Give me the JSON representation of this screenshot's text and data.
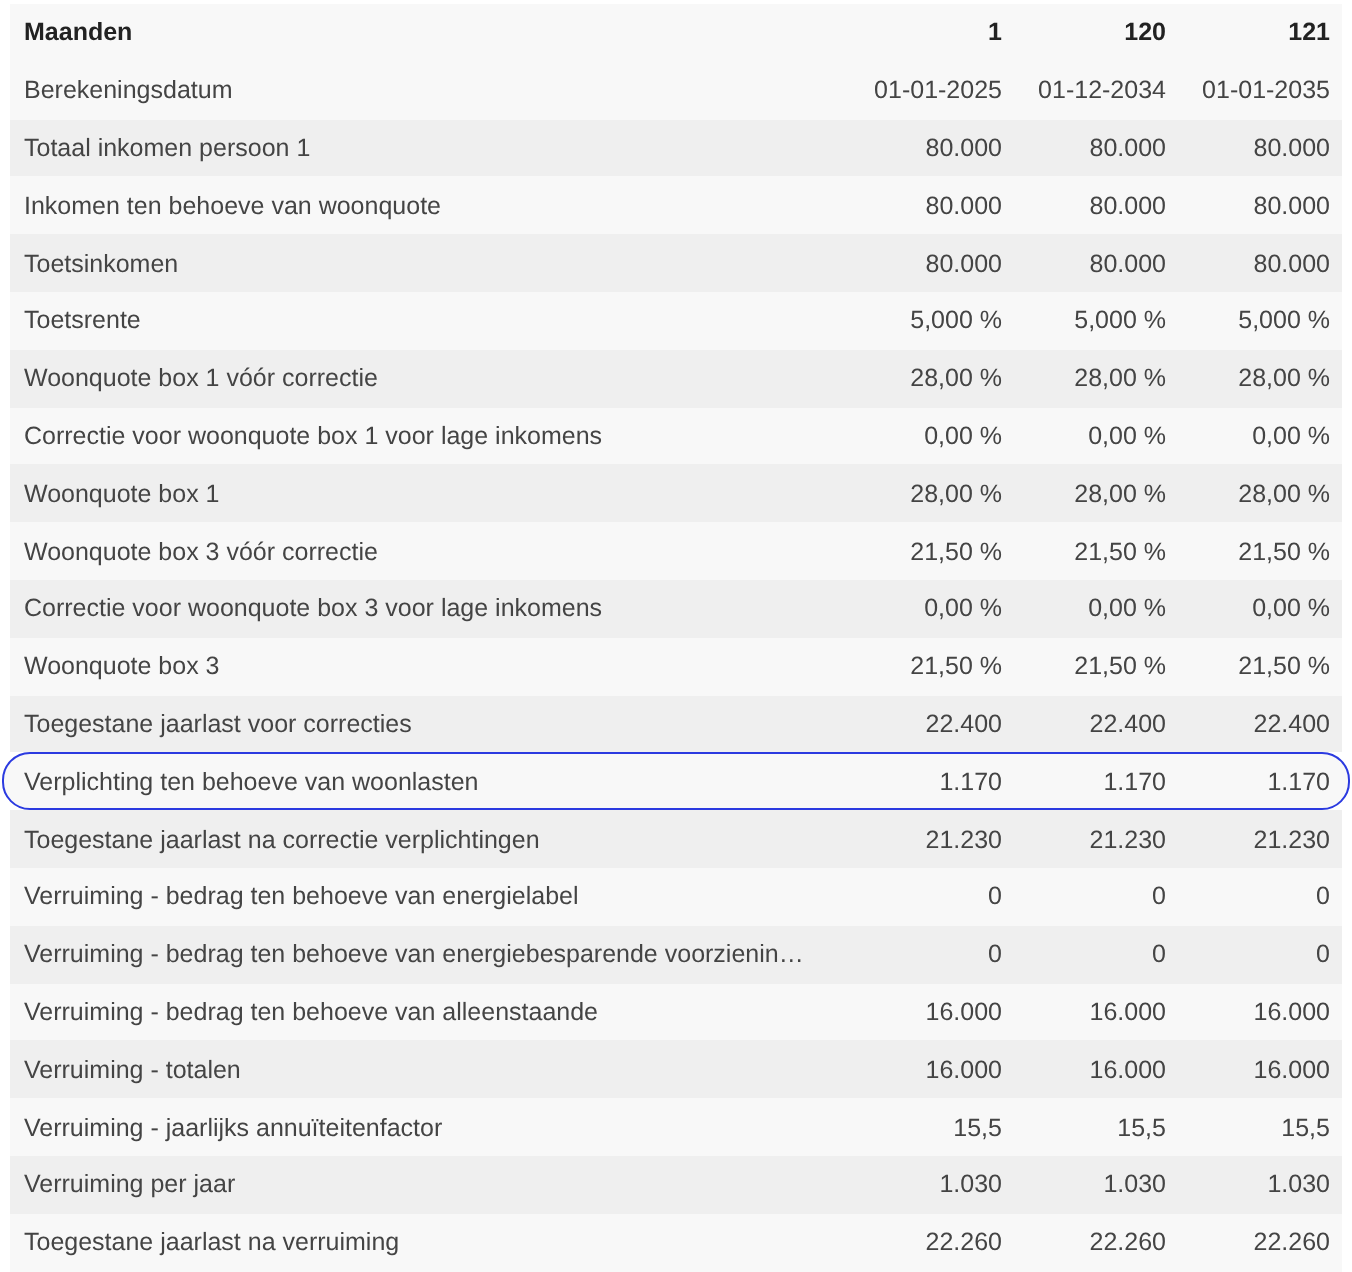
{
  "table": {
    "columns": [
      "Maanden",
      "1",
      "120",
      "121"
    ],
    "rows": [
      {
        "label": "Berekeningsdatum",
        "values": [
          "01-01-2025",
          "01-12-2034",
          "01-01-2035"
        ],
        "highlighted": false
      },
      {
        "label": "Totaal inkomen persoon 1",
        "values": [
          "80.000",
          "80.000",
          "80.000"
        ],
        "highlighted": false
      },
      {
        "label": "Inkomen ten behoeve van woonquote",
        "values": [
          "80.000",
          "80.000",
          "80.000"
        ],
        "highlighted": false
      },
      {
        "label": "Toetsinkomen",
        "values": [
          "80.000",
          "80.000",
          "80.000"
        ],
        "highlighted": false
      },
      {
        "label": "Toetsrente",
        "values": [
          "5,000 %",
          "5,000 %",
          "5,000 %"
        ],
        "highlighted": false
      },
      {
        "label": "Woonquote box 1 vóór correctie",
        "values": [
          "28,00 %",
          "28,00 %",
          "28,00 %"
        ],
        "highlighted": false
      },
      {
        "label": "Correctie voor woonquote box 1 voor lage inkomens",
        "values": [
          "0,00 %",
          "0,00 %",
          "0,00 %"
        ],
        "highlighted": false
      },
      {
        "label": "Woonquote box 1",
        "values": [
          "28,00 %",
          "28,00 %",
          "28,00 %"
        ],
        "highlighted": false
      },
      {
        "label": "Woonquote box 3 vóór correctie",
        "values": [
          "21,50 %",
          "21,50 %",
          "21,50 %"
        ],
        "highlighted": false
      },
      {
        "label": "Correctie voor woonquote box 3 voor lage inkomens",
        "values": [
          "0,00 %",
          "0,00 %",
          "0,00 %"
        ],
        "highlighted": false
      },
      {
        "label": "Woonquote box 3",
        "values": [
          "21,50 %",
          "21,50 %",
          "21,50 %"
        ],
        "highlighted": false
      },
      {
        "label": "Toegestane jaarlast voor correcties",
        "values": [
          "22.400",
          "22.400",
          "22.400"
        ],
        "highlighted": false
      },
      {
        "label": "Verplichting ten behoeve van woonlasten",
        "values": [
          "1.170",
          "1.170",
          "1.170"
        ],
        "highlighted": true
      },
      {
        "label": "Toegestane jaarlast na correctie verplichtingen",
        "values": [
          "21.230",
          "21.230",
          "21.230"
        ],
        "highlighted": false
      },
      {
        "label": "Verruiming - bedrag ten behoeve van energielabel",
        "values": [
          "0",
          "0",
          "0"
        ],
        "highlighted": false
      },
      {
        "label": "Verruiming - bedrag ten behoeve van energiebesparende voorzienin…",
        "values": [
          "0",
          "0",
          "0"
        ],
        "highlighted": false
      },
      {
        "label": "Verruiming - bedrag ten behoeve van alleenstaande",
        "values": [
          "16.000",
          "16.000",
          "16.000"
        ],
        "highlighted": false
      },
      {
        "label": "Verruiming - totalen",
        "values": [
          "16.000",
          "16.000",
          "16.000"
        ],
        "highlighted": false
      },
      {
        "label": "Verruiming - jaarlijks annuïteitenfactor",
        "values": [
          "15,5",
          "15,5",
          "15,5"
        ],
        "highlighted": false
      },
      {
        "label": "Verruiming per jaar",
        "values": [
          "1.030",
          "1.030",
          "1.030"
        ],
        "highlighted": false
      },
      {
        "label": "Toegestane jaarlast na verruiming",
        "values": [
          "22.260",
          "22.260",
          "22.260"
        ],
        "highlighted": false
      }
    ]
  }
}
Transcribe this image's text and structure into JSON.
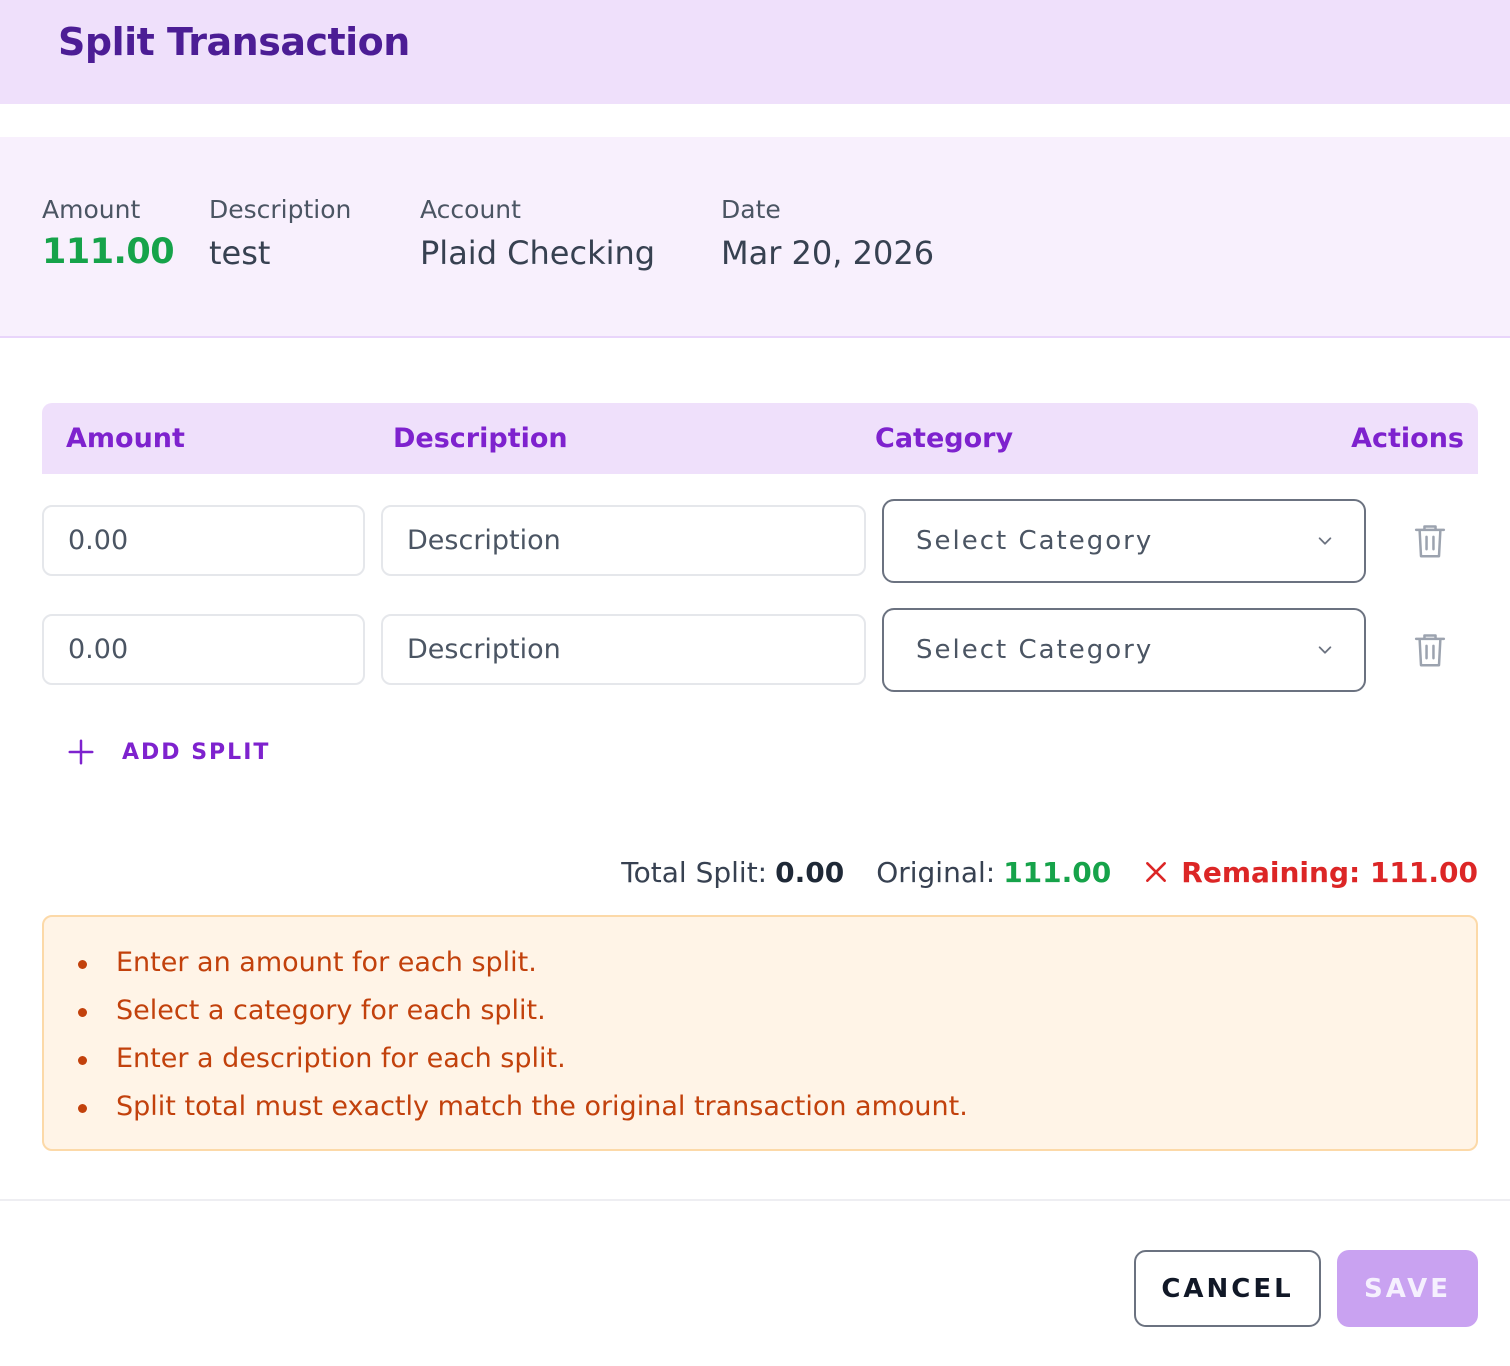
{
  "dialog": {
    "title": "Split Transaction"
  },
  "summary": {
    "amount_label": "Amount",
    "amount_value": "111.00",
    "description_label": "Description",
    "description_value": "test",
    "account_label": "Account",
    "account_value": "Plaid Checking",
    "date_label": "Date",
    "date_value": "Mar 20, 2026"
  },
  "table": {
    "headers": {
      "amount": "Amount",
      "description": "Description",
      "category": "Category",
      "actions": "Actions"
    },
    "rows": [
      {
        "amount_placeholder": "0.00",
        "description_placeholder": "Description",
        "category_label": "Select Category"
      },
      {
        "amount_placeholder": "0.00",
        "description_placeholder": "Description",
        "category_label": "Select Category"
      }
    ]
  },
  "add_split": {
    "label": "ADD SPLIT"
  },
  "totals": {
    "total_split_label": "Total Split:",
    "total_split_value": "0.00",
    "original_label": "Original:",
    "original_value": "111.00",
    "remaining_text": "Remaining: 111.00"
  },
  "errors": [
    "Enter an amount for each split.",
    "Select a category for each split.",
    "Enter a description for each split.",
    "Split total must exactly match the original transaction amount."
  ],
  "footer": {
    "cancel_label": "CANCEL",
    "save_label": "SAVE"
  },
  "icons": {
    "add": "plus-icon",
    "delete": "trash-icon",
    "dropdown": "chevron-down-icon",
    "status": "close-icon"
  },
  "colors": {
    "header_bg": "#efe0fb",
    "title": "#4c1d95",
    "accent": "#7e22ce",
    "positive": "#16a34a",
    "error": "#dc2626",
    "warning_text": "#c2410c",
    "warning_bg": "#fff4e7",
    "save_disabled": "#c9a2f1"
  }
}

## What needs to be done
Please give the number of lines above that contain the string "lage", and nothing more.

## Completed exercise
2